One of the biggest offenders in this regard are dietary supplements, which are poorly regulated. These products can make all sorts of unproven claims as long as they include a disclaimer saying that the FDA hasn't evaluated them. As you can imagine, this allows for unscrupulous behavior, such as labeling vitamin C tablets with questionable assertions like, "Helps support the immune system."*

Other products are far worse. One company selling a product known as Leopard Miracle Honey has apparently spiked it with Viagra.

All-Natural 'Miracle Honey' Spiked with Viagra

Miracle Honey really is miraculous. According to its website, the honey will "heal sexual impotence and sterility." Wow, that's good honey!

How does honey, which isn't all that different from high-fructose corn syrup, make a man pop a boner?
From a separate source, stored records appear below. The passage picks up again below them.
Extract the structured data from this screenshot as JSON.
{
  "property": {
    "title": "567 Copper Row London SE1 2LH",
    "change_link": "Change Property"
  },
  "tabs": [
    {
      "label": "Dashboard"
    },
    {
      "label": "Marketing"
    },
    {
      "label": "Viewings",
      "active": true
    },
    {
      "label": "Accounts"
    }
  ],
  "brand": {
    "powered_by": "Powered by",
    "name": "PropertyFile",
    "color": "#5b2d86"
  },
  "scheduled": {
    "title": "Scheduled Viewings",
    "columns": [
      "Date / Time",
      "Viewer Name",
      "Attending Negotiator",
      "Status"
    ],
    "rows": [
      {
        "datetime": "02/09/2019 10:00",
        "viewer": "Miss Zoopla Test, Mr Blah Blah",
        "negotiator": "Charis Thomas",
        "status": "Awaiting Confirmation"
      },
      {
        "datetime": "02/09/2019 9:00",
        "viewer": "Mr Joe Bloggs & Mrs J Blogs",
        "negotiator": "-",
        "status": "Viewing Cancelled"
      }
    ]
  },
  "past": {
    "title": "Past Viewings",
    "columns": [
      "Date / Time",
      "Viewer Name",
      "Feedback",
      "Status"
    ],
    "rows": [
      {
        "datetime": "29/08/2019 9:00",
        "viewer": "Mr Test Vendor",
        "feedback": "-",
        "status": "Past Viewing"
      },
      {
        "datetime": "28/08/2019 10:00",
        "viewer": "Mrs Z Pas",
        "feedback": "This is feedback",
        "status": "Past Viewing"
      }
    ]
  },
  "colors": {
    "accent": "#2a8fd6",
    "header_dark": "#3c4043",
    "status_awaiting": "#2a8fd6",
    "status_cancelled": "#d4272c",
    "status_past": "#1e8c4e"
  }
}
Well, they claim it's due to a special concoction of "rainforest herbs: Tongkat Ali root, Ginseng root, Carob and Cinnamon powder." (See image of the product's ingredient list, provided by the FDA.)

Why should an impotent man use their product instead of seeing his doctor? Well, because "running to synthetic chemical drugs carries the weight of dangerous side effects." So, no synthetic chemicals in Miracle Honey. No sir!

Okay, there might be one: Viagra.

A notification on the FDA's website says that a voluntary recall of Miracle Honey has been issued due to the presence of undeclared sildenafil. That's the generic name for Viagra. In other words, the actual secret ingredient in Miracle Honey is a synthetic drug produced by Big Pharma.

No wonder its website says that its all-natural, herb-infused honey should "not to be used by patients with kidney failure, heart disease, chronic hypertension, ischemia, and children under 18 years old." This makes sense since Viagra comes with a similar warning. They didn't want to accidentally kill somebody.

Fraud in the 'Natural' Products and Supplements Industry

Just how common is this sort of potentially lethal fraud? It's hard to say, but my colleague Dr. Josh Bloom just reported on a supplement called "Blue Fusion" that included not one, not two, but six undeclared drugs, four of which were for treating erectile dysfunction.

Gents, if your pocket rocket is no longer ready for liftoff, put down the herbal supplements and go see your doctor.

*Note: This is questionable because (1) nobody needs to take a vitamin C supplement unless he's a British sailor from the 18th Century; and (2) there is very little evidence for the widespread belief that vitamin C helps prevent colds.